Getting new data on education in Idaho is a treat, particularly for folks who are working to make data-driven decisions to improve our state’s system. There are few opportunities I get throughout the year where I am able to eagerly rummage through new data that tells a story about where our state is and where we are headed.
A few weeks ago, the Idaho Commission on Hispanic Affairs, in partnership with the McClure Center for Public Policy, released their 4th edition of Idaho Hispanic Profile Data Book for Idaho. The data book assembles a wide set of statistics about the Hispanic population in Idaho which includes information on topics like demographic change, morality, health, employment, and education.
Here are some facts from the data book that are important for people who are working to improve education in Idaho:
“Hispanics account for 42% of K-12 public school enrollment growth between the 2010-11 and 2015-16 school year”
The makeup of Idaho’s public school system will continue to change as time goes on and it is imperative for Idaho’s future that these students have every opportunity afforded to non-Hispanic students.

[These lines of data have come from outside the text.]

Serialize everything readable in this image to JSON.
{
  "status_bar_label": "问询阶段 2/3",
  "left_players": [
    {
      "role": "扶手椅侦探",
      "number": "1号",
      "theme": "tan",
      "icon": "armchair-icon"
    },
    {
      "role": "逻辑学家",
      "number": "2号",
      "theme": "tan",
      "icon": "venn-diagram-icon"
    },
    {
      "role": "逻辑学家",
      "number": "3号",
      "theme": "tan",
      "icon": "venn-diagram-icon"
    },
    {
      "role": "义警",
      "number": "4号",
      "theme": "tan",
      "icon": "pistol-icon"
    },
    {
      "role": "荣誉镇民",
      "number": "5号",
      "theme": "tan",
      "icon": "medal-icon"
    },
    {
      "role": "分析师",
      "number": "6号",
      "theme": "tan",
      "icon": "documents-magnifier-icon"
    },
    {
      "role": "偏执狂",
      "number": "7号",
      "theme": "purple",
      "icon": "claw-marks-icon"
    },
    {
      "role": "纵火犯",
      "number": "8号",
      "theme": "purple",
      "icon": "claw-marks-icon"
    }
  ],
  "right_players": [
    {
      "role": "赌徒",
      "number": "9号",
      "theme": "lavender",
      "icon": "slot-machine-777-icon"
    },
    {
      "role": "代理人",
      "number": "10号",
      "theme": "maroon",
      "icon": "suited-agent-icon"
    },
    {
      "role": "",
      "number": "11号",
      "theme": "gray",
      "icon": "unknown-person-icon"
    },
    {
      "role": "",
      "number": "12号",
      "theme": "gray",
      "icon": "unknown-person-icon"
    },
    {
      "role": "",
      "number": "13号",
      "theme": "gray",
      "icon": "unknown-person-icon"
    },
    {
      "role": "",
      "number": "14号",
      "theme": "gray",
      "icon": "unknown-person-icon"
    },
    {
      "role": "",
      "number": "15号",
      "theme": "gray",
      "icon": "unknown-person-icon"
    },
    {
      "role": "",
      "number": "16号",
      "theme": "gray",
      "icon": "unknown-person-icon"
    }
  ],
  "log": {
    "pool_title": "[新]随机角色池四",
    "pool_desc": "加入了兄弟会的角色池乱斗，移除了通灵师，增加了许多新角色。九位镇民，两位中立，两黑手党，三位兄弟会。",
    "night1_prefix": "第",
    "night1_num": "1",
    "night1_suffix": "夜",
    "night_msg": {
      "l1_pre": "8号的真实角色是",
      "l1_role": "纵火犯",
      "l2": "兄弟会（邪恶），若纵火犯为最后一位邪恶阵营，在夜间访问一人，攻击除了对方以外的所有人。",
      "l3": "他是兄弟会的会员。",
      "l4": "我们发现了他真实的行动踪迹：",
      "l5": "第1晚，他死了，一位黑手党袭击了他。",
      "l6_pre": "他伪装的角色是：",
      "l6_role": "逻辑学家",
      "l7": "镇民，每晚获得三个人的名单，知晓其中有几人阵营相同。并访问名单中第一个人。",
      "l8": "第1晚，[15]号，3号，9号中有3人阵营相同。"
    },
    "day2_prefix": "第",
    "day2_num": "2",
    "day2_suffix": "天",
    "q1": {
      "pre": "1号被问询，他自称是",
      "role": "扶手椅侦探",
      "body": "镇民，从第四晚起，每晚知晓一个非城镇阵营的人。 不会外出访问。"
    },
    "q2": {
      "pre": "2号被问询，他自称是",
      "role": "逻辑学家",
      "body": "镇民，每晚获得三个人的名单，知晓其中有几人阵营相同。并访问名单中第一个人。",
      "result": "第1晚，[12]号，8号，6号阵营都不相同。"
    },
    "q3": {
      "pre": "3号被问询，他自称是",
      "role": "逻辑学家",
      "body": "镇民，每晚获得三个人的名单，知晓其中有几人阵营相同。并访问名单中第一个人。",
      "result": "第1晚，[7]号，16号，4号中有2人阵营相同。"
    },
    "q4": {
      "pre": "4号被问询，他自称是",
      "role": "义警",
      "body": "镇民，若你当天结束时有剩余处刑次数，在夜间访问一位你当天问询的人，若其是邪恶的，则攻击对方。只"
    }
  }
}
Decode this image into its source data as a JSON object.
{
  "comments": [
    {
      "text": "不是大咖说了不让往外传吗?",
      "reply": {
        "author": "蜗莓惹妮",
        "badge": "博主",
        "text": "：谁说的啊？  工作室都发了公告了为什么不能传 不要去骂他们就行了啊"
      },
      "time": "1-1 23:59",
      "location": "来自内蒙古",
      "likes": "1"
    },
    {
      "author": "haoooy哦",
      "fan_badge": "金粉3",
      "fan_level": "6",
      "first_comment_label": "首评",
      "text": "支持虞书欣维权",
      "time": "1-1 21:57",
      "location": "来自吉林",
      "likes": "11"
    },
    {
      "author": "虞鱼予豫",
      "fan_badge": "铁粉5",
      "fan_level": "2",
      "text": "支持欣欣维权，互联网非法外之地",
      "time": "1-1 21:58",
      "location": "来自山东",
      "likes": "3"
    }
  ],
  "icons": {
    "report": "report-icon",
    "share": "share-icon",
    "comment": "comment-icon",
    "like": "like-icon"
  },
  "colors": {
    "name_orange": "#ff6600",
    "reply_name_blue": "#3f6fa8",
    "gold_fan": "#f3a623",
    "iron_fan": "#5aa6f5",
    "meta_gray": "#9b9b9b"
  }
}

The data book points out that Hispanic students make up 12 percent of the total population, but 18 percent of the students that go to public school. Our schools and districts need to be intentional about building education programming and academic support for this growing population.
“Idaho Hispanics make up 2% of Idaho public school teachers”
There is a wide gulf between the demographics in the growing Hispanic student population and the teacher workforce. Students can feel empowered when they have teachers that reflect their cultural backgrounds. There is even research that shows that all students stand to benefit when they have a teacher of color. Idaho already faces a teacher shortage, but we also have to reckon with the dearth of Hispanic folks working in education.
“Hispanics are under-represented in charter schools.”
Bluum has addressed this before in other posts. Specifically, the data book reports that two public charter schools in Eastern Idaho serve a significantly lower number of Hispanic students than their district counterparts (24% in public charter vs. 51% in the Jerome Joint SD, for example). Another Southeastern public charter serves only 7% Hispanic students, compared with its district counterpart’s 21%.
There are, however, some bright spots in charter diversity efforts. Schools like Another Choice Virtual Charter, Blackfoot Charter, Compass Public Charter, and Vision Charter all doubled their Hispanic enrollment in the last five years. It is encouraging to see these students included in these public schools of choice, but the sector can still do more to serve this demographic.
As Bluum pointed out in a previous study, charters can reach out to and serve Hispanic communities better by creating culturally relevant school programs and recruitment strategies. This will be especially important as Idaho’s student demographics continue to become more and more diverse.